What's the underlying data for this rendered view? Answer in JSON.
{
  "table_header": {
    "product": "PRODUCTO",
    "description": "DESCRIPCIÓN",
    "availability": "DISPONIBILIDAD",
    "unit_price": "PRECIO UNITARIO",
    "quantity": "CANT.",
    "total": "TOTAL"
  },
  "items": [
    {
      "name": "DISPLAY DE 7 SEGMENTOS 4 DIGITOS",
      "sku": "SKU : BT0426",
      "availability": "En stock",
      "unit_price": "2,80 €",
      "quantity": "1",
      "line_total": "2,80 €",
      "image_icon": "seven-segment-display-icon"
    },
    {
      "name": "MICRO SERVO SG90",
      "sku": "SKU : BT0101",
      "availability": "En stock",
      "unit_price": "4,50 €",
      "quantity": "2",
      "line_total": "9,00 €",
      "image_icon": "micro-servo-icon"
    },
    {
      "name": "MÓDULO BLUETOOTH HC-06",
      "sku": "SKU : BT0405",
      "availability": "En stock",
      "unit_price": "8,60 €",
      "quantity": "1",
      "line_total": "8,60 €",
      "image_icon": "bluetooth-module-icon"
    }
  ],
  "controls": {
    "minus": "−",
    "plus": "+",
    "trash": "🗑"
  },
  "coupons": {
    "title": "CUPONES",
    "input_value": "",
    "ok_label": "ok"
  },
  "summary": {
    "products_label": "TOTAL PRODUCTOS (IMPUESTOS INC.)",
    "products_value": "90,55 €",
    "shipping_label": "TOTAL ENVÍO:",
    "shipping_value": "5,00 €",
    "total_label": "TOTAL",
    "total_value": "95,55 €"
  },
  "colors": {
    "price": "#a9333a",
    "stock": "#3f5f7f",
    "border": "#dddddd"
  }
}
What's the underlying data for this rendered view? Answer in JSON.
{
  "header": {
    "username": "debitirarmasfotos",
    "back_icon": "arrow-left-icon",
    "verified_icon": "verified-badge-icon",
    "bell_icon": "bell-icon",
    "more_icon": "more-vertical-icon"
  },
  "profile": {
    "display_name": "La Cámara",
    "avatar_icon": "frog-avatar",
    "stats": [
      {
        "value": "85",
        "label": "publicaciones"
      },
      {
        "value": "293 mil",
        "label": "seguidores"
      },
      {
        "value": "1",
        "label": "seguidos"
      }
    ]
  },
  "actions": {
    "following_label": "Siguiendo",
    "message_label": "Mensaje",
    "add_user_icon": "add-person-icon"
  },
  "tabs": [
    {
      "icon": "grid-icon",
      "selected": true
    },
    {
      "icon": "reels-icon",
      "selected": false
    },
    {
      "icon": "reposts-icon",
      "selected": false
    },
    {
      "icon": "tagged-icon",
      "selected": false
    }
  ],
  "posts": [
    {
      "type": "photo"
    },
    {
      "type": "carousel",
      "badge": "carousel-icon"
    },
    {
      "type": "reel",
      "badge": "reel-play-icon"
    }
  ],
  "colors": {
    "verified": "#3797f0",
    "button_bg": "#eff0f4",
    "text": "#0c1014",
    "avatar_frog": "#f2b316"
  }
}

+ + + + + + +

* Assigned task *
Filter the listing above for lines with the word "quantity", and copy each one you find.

* The answer *
    "quantity": "CANT.",
      "quantity": "1",
      "quantity": "2",
      "quantity": "1",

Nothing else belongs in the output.